Exercise instructions
Which lines in the material below contain the word "data"? Copy each of them.

Listed entries
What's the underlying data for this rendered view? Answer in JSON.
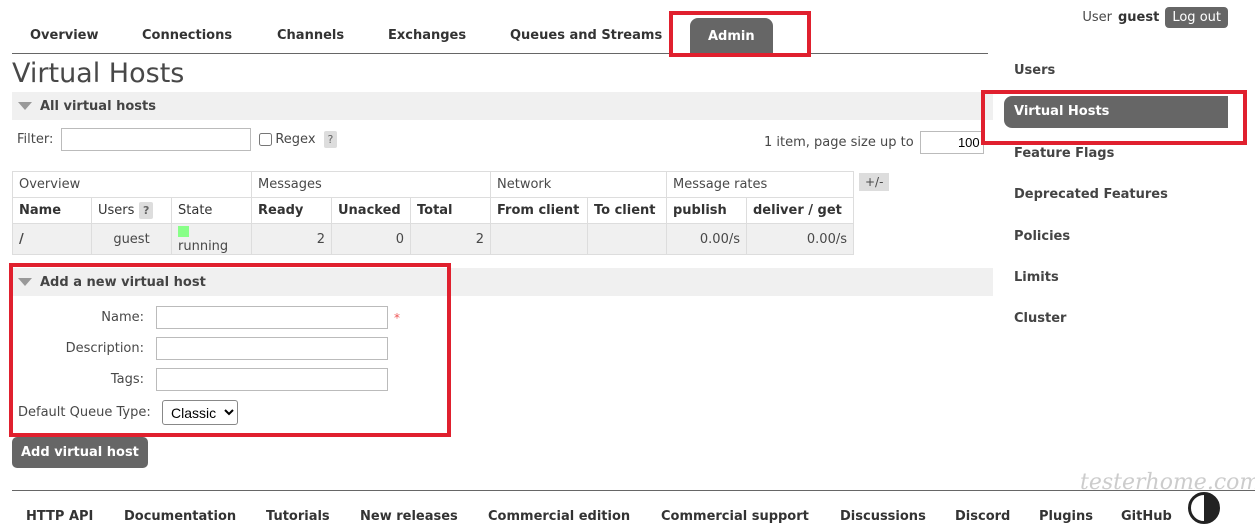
{
  "nav": {
    "tabs": [
      "Overview",
      "Connections",
      "Channels",
      "Exchanges",
      "Queues and Streams",
      "Admin"
    ],
    "active": "Admin"
  },
  "user": {
    "prefix": "User",
    "name": "guest",
    "logout": "Log out"
  },
  "page_title": "Virtual Hosts",
  "all_vhosts": {
    "title": "All virtual hosts",
    "filter_label": "Filter:",
    "filter_value": "",
    "regex_label": "Regex",
    "help": "?",
    "pagination_text": "1 item, page size up to",
    "page_size": "100",
    "table": {
      "groups": [
        "Overview",
        "Messages",
        "Network",
        "Message rates"
      ],
      "columns": [
        "Name",
        "Users",
        "State",
        "Ready",
        "Unacked",
        "Total",
        "From client",
        "To client",
        "publish",
        "deliver / get"
      ],
      "users_help": "?",
      "toggle_columns": "+/-",
      "rows": [
        {
          "name": "/",
          "users": "guest",
          "state": "running",
          "ready": "2",
          "unacked": "0",
          "total": "2",
          "from_client": "",
          "to_client": "",
          "publish": "0.00/s",
          "deliver_get": "0.00/s"
        }
      ]
    }
  },
  "add_vhost": {
    "title": "Add a new virtual host",
    "name_label": "Name:",
    "description_label": "Description:",
    "tags_label": "Tags:",
    "queue_type_label": "Default Queue Type:",
    "queue_type_value": "Classic",
    "required_mark": "*",
    "submit": "Add virtual host"
  },
  "sidebar": [
    "Users",
    "Virtual Hosts",
    "Feature Flags",
    "Deprecated Features",
    "Policies",
    "Limits",
    "Cluster"
  ],
  "footer": [
    "HTTP API",
    "Documentation",
    "Tutorials",
    "New releases",
    "Commercial edition",
    "Commercial support",
    "Discussions",
    "Discord",
    "Plugins",
    "GitHub"
  ],
  "watermark": "testerhome.com",
  "colors": {
    "highlight": "#e0202e",
    "active_tab": "#666666",
    "running": "#88ff88"
  }
}
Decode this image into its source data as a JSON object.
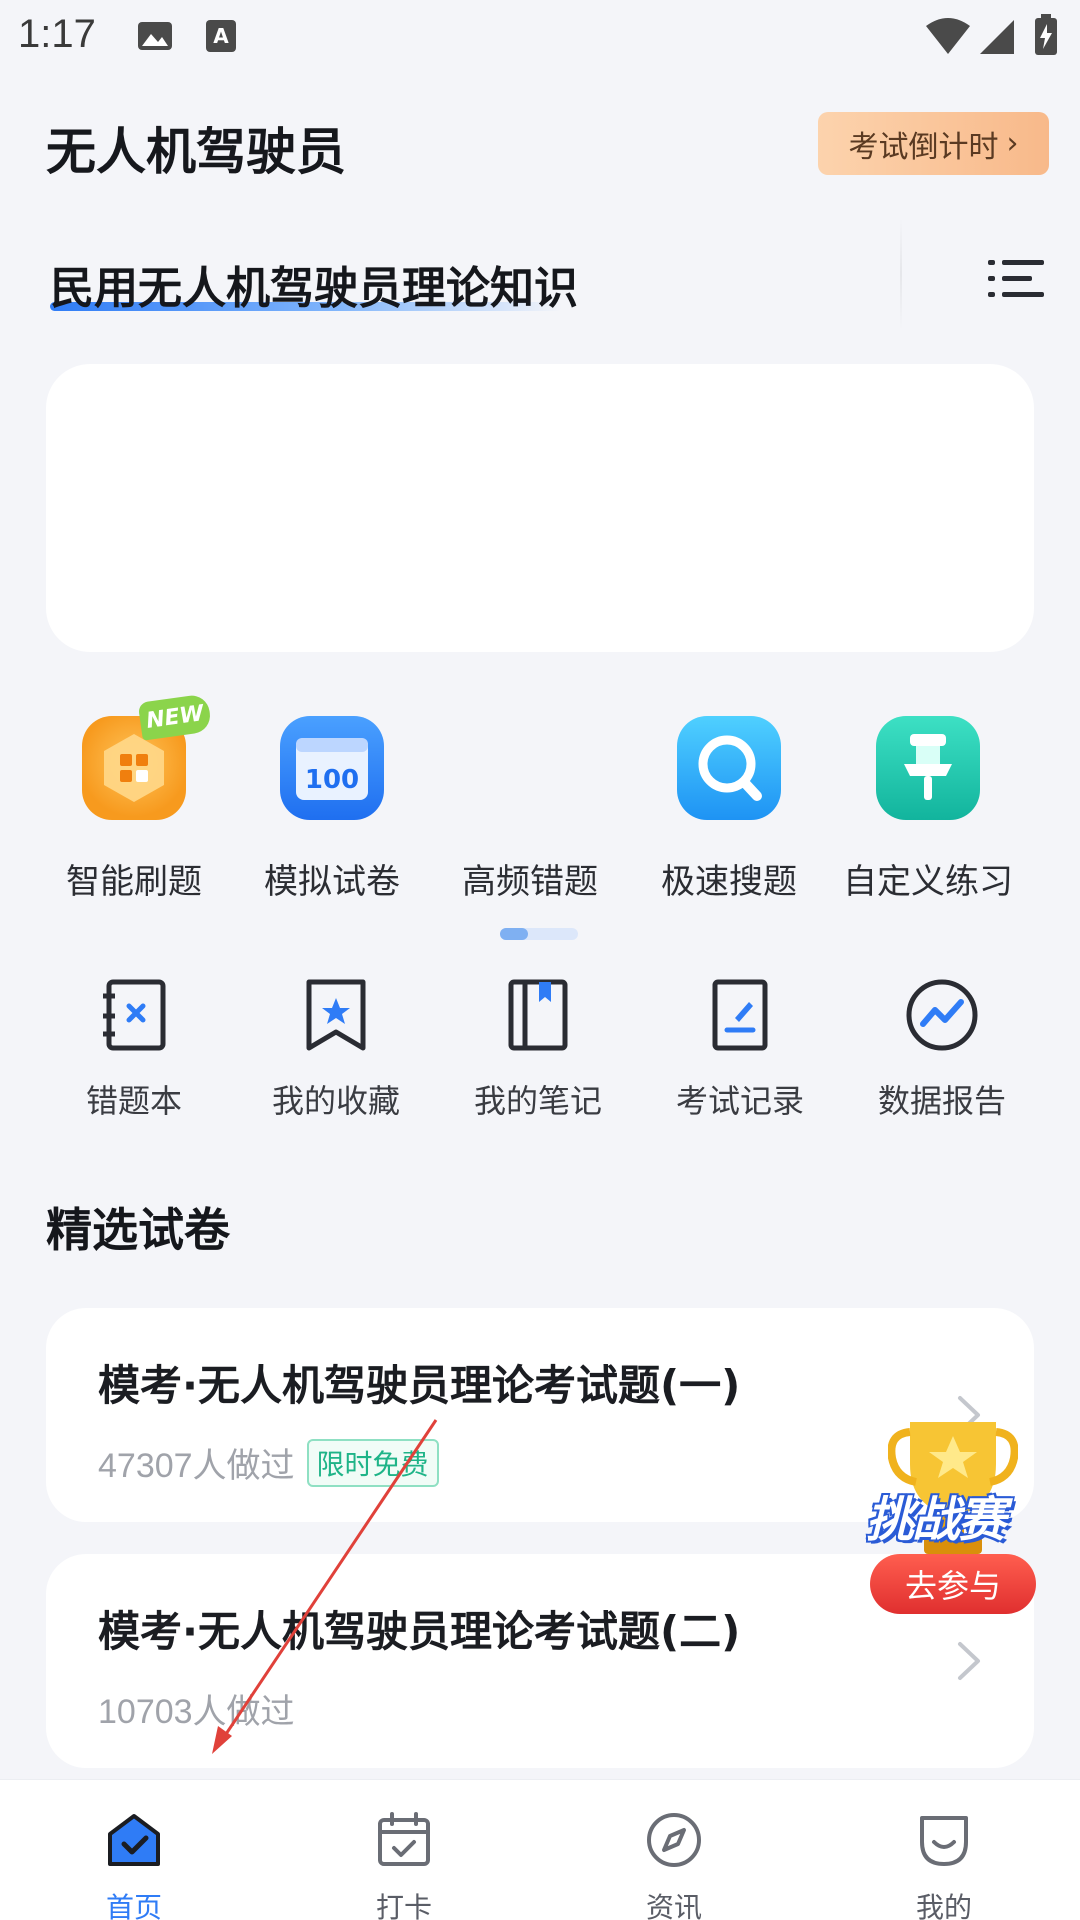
{
  "status_bar": {
    "time": "1:17"
  },
  "header": {
    "title": "无人机驾驶员",
    "countdown_label": "考试倒计时",
    "countdown_chevron": "›"
  },
  "subject": {
    "title": "民用无人机驾驶员理论知识"
  },
  "features": [
    {
      "label": "智能刷题",
      "icon": "smart-practice-icon",
      "color": "#f79a1e",
      "badge": "NEW"
    },
    {
      "label": "模拟试卷",
      "icon": "mock-exam-icon",
      "color": "#2e7df5",
      "number": "100"
    },
    {
      "label": "高频错题",
      "icon": "frequent-mistakes-icon",
      "color": "#f4f5f9"
    },
    {
      "label": "极速搜题",
      "icon": "quick-search-icon",
      "color": "#2aa8f5"
    },
    {
      "label": "自定义练习",
      "icon": "custom-practice-icon",
      "color": "#1ec9b0"
    }
  ],
  "page_indicator": {
    "pages": 2,
    "active": 1
  },
  "tools": [
    {
      "label": "错题本",
      "icon": "mistake-book-icon"
    },
    {
      "label": "我的收藏",
      "icon": "bookmark-icon"
    },
    {
      "label": "我的笔记",
      "icon": "notebook-icon"
    },
    {
      "label": "考试记录",
      "icon": "exam-record-icon"
    },
    {
      "label": "数据报告",
      "icon": "data-report-icon"
    }
  ],
  "section": {
    "title": "精选试卷"
  },
  "papers": [
    {
      "title": "模考·无人机驾驶员理论考试题(一)",
      "count": "47307人做过",
      "badge": "限时免费"
    },
    {
      "title": "模考·无人机驾驶员理论考试题(二)",
      "count": "10703人做过"
    }
  ],
  "challenge": {
    "word": "挑战赛",
    "button": "去参与"
  },
  "bottom_nav": [
    {
      "label": "首页",
      "icon": "home-icon",
      "active": true
    },
    {
      "label": "打卡",
      "icon": "calendar-check-icon",
      "active": false
    },
    {
      "label": "资讯",
      "icon": "compass-icon",
      "active": false
    },
    {
      "label": "我的",
      "icon": "profile-icon",
      "active": false
    }
  ],
  "colors": {
    "accent": "#2f7cf6",
    "background": "#f4f5f9",
    "free_badge": "#1fb488"
  }
}
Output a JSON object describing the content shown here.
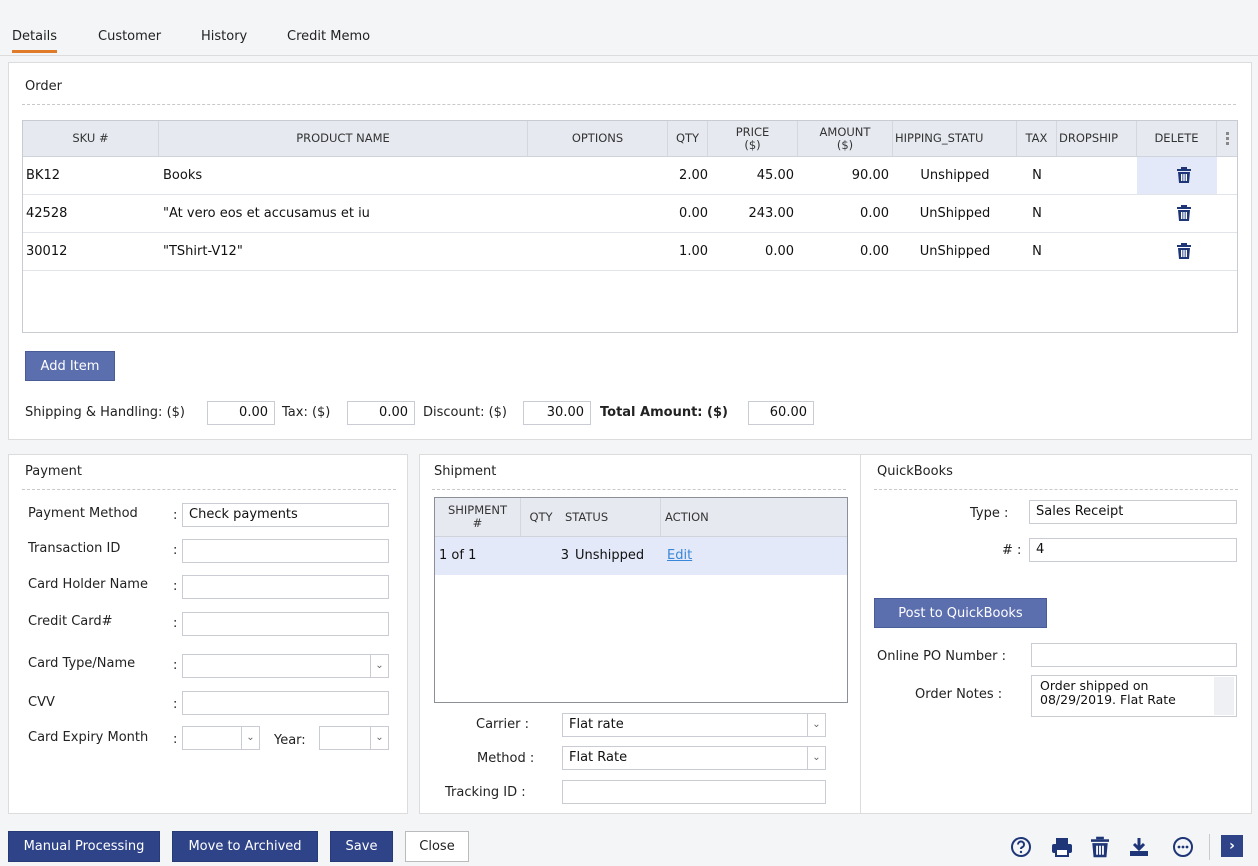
{
  "tabs": [
    "Details",
    "Customer",
    "History",
    "Credit Memo"
  ],
  "order": {
    "title": "Order",
    "columns": [
      "SKU #",
      "PRODUCT NAME",
      "OPTIONS",
      "QTY",
      "PRICE ($)",
      "AMOUNT ($)",
      "HIPPING_STATU",
      "TAX",
      "DROPSHIP",
      "DELETE"
    ],
    "rows": [
      {
        "sku": "BK12",
        "name": "Books",
        "options": "",
        "qty": "2.00",
        "price": "45.00",
        "amount": "90.00",
        "status": "Unshipped",
        "tax": "N",
        "dropship": ""
      },
      {
        "sku": "42528",
        "name": "\"At vero eos et accusamus et iu",
        "options": "",
        "qty": "0.00",
        "price": "243.00",
        "amount": "0.00",
        "status": "UnShipped",
        "tax": "N",
        "dropship": ""
      },
      {
        "sku": "30012",
        "name": "\"TShirt-V12\"",
        "options": "",
        "qty": "1.00",
        "price": "0.00",
        "amount": "0.00",
        "status": "UnShipped",
        "tax": "N",
        "dropship": ""
      }
    ],
    "add_item": "Add Item",
    "totals": {
      "shipping_label": "Shipping & Handling: ($)",
      "shipping": "0.00",
      "tax_label": "Tax: ($)",
      "tax": "0.00",
      "discount_label": "Discount: ($)",
      "discount": "30.00",
      "total_label": "Total Amount: ($)",
      "total": "60.00"
    }
  },
  "payment": {
    "title": "Payment",
    "method_label": "Payment Method",
    "method": "Check payments",
    "txn_label": "Transaction ID",
    "holder_label": "Card Holder Name",
    "card_label": "Credit Card#",
    "type_label": "Card Type/Name",
    "cvv_label": "CVV",
    "expiry_label": "Card Expiry Month",
    "year_label": "Year:",
    "colon": ":"
  },
  "shipment": {
    "title": "Shipment",
    "columns": [
      "SHIPMENT #",
      "QTY",
      "STATUS",
      "ACTION"
    ],
    "rows": [
      {
        "shipment": "1 of 1",
        "qty": "3",
        "status": "Unshipped",
        "action": "Edit"
      }
    ],
    "carrier_label": "Carrier :",
    "carrier": "Flat rate",
    "method_label": "Method :",
    "method": "Flat Rate",
    "tracking_label": "Tracking ID :",
    "tracking": ""
  },
  "quickbooks": {
    "title": "QuickBooks",
    "type_label": "Type :",
    "type": "Sales Receipt",
    "num_label": "# :",
    "num": "4",
    "post": "Post to QuickBooks",
    "po_label": "Online PO Number :",
    "po": "",
    "notes_label": "Order Notes :",
    "notes": "Order shipped  on 08/29/2019. Flat Rate"
  },
  "footer": {
    "manual": "Manual Processing",
    "archive": "Move to Archived",
    "save": "Save",
    "close": "Close"
  }
}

Answer to the exercise
What's the underlying data for this rendered view? Answer in JSON.
Decode this image into its source data as a JSON object.
      "icon": "data-report-icon"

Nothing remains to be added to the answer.